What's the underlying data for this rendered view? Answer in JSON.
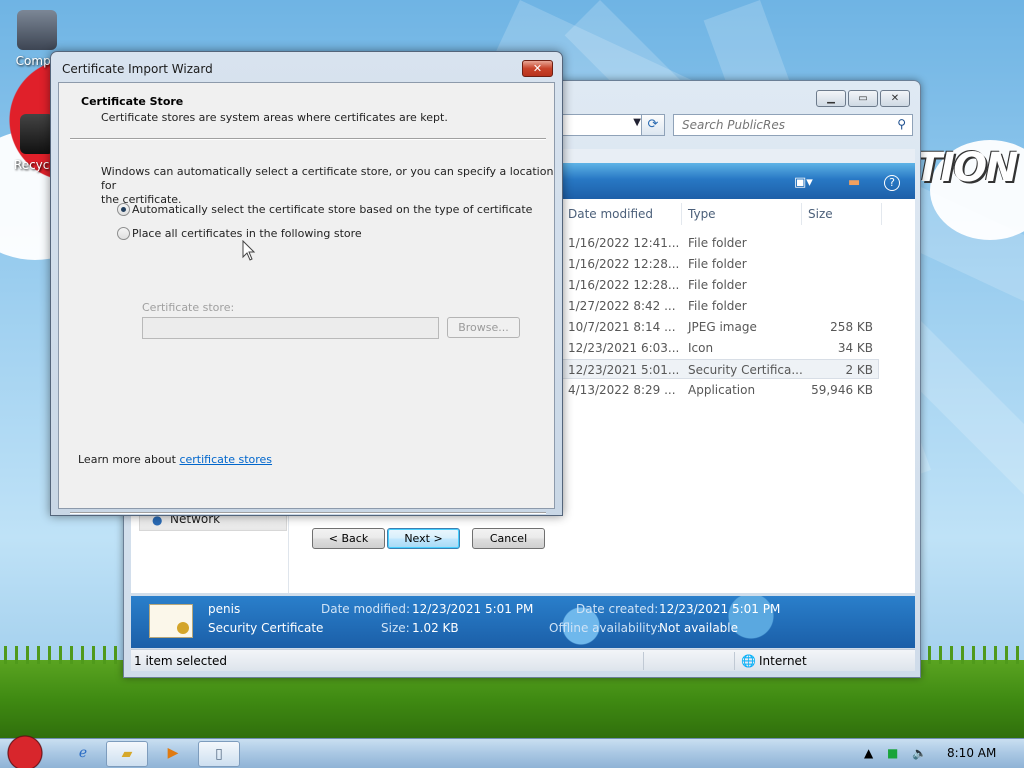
{
  "desktop": {
    "icons": [
      {
        "label": "Compu"
      },
      {
        "label": "Recycle"
      }
    ],
    "art_text": "TION"
  },
  "explorer": {
    "search_placeholder": "Search PublicRes",
    "nav_network": "Network",
    "columns": [
      "Date modified",
      "Type",
      "Size"
    ],
    "rows": [
      {
        "date": "1/16/2022 12:41...",
        "type": "File folder",
        "size": ""
      },
      {
        "date": "1/16/2022 12:28...",
        "type": "File folder",
        "size": ""
      },
      {
        "date": "1/16/2022 12:28...",
        "type": "File folder",
        "size": ""
      },
      {
        "date": "1/27/2022 8:42 ...",
        "type": "File folder",
        "size": ""
      },
      {
        "date": "10/7/2021 8:14 ...",
        "type": "JPEG image",
        "size": "258 KB"
      },
      {
        "date": "12/23/2021 6:03...",
        "type": "Icon",
        "size": "34 KB"
      },
      {
        "date": "12/23/2021 5:01...",
        "type": "Security Certifica...",
        "size": "2 KB",
        "selected": true
      },
      {
        "date": "4/13/2022 8:29 ...",
        "type": "Application",
        "size": "59,946 KB"
      }
    ],
    "details": {
      "name": "penis",
      "kind": "Security Certificate",
      "modified_label": "Date modified:",
      "modified_value": "12/23/2021 5:01 PM",
      "size_label": "Size:",
      "size_value": "1.02 KB",
      "created_label": "Date created:",
      "created_value": "12/23/2021 5:01 PM",
      "offline_label": "Offline availability:",
      "offline_value": "Not available"
    },
    "status": {
      "selection": "1 item selected",
      "zone": "Internet"
    }
  },
  "wizard": {
    "title": "Certificate Import Wizard",
    "header_title": "Certificate Store",
    "header_subtitle": "Certificate stores are system areas where certificates are kept.",
    "intro_line1": "Windows can automatically select a certificate store, or you can specify a location for",
    "intro_line2": "the certificate.",
    "option_auto": "Automatically select the certificate store based on the type of certificate",
    "option_manual": "Place all certificates in the following store",
    "store_label": "Certificate store:",
    "store_value": "",
    "browse_label": "Browse...",
    "learn_more_prefix": "Learn more about ",
    "learn_more_link": "certificate stores",
    "back_label": "< Back",
    "next_label": "Next >",
    "cancel_label": "Cancel",
    "selected_option": "auto"
  },
  "taskbar": {
    "clock": "8:10 AM"
  },
  "icons": {
    "close": "close-icon",
    "minimize": "minimize-icon",
    "maximize": "maximize-icon",
    "search": "search-icon",
    "refresh": "refresh-icon",
    "help": "help-icon"
  }
}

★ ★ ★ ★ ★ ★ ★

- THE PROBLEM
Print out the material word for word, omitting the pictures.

- ANSWER FOR THE TASK
What's the underlying data for this rendered view? Answer in JSON.
{
  "desktop": {
    "icons": [
      {
        "label": "Compu"
      },
      {
        "label": "Recycle"
      }
    ],
    "art_text": "TION"
  },
  "explorer": {
    "search_placeholder": "Search PublicRes",
    "nav_network": "Network",
    "columns": [
      "Date modified",
      "Type",
      "Size"
    ],
    "rows": [
      {
        "date": "1/16/2022 12:41...",
        "type": "File folder",
        "size": ""
      },
      {
        "date": "1/16/2022 12:28...",
        "type": "File folder",
        "size": ""
      },
      {
        "date": "1/16/2022 12:28...",
        "type": "File folder",
        "size": ""
      },
      {
        "date": "1/27/2022 8:42 ...",
        "type": "File folder",
        "size": ""
      },
      {
        "date": "10/7/2021 8:14 ...",
        "type": "JPEG image",
        "size": "258 KB"
      },
      {
        "date": "12/23/2021 6:03...",
        "type": "Icon",
        "size": "34 KB"
      },
      {
        "date": "12/23/2021 5:01...",
        "type": "Security Certifica...",
        "size": "2 KB",
        "selected": true
      },
      {
        "date": "4/13/2022 8:29 ...",
        "type": "Application",
        "size": "59,946 KB"
      }
    ],
    "details": {
      "name": "penis",
      "kind": "Security Certificate",
      "modified_label": "Date modified:",
      "modified_value": "12/23/2021 5:01 PM",
      "size_label": "Size:",
      "size_value": "1.02 KB",
      "created_label": "Date created:",
      "created_value": "12/23/2021 5:01 PM",
      "offline_label": "Offline availability:",
      "offline_value": "Not available"
    },
    "status": {
      "selection": "1 item selected",
      "zone": "Internet"
    }
  },
  "wizard": {
    "title": "Certificate Import Wizard",
    "header_title": "Certificate Store",
    "header_subtitle": "Certificate stores are system areas where certificates are kept.",
    "intro_line1": "Windows can automatically select a certificate store, or you can specify a location for",
    "intro_line2": "the certificate.",
    "option_auto": "Automatically select the certificate store based on the type of certificate",
    "option_manual": "Place all certificates in the following store",
    "store_label": "Certificate store:",
    "store_value": "",
    "browse_label": "Browse...",
    "learn_more_prefix": "Learn more about ",
    "learn_more_link": "certificate stores",
    "back_label": "< Back",
    "next_label": "Next >",
    "cancel_label": "Cancel",
    "selected_option": "auto"
  },
  "taskbar": {
    "clock": "8:10 AM"
  },
  "icons": {
    "close": "close-icon",
    "minimize": "minimize-icon",
    "maximize": "maximize-icon",
    "search": "search-icon",
    "refresh": "refresh-icon",
    "help": "help-icon"
  }
}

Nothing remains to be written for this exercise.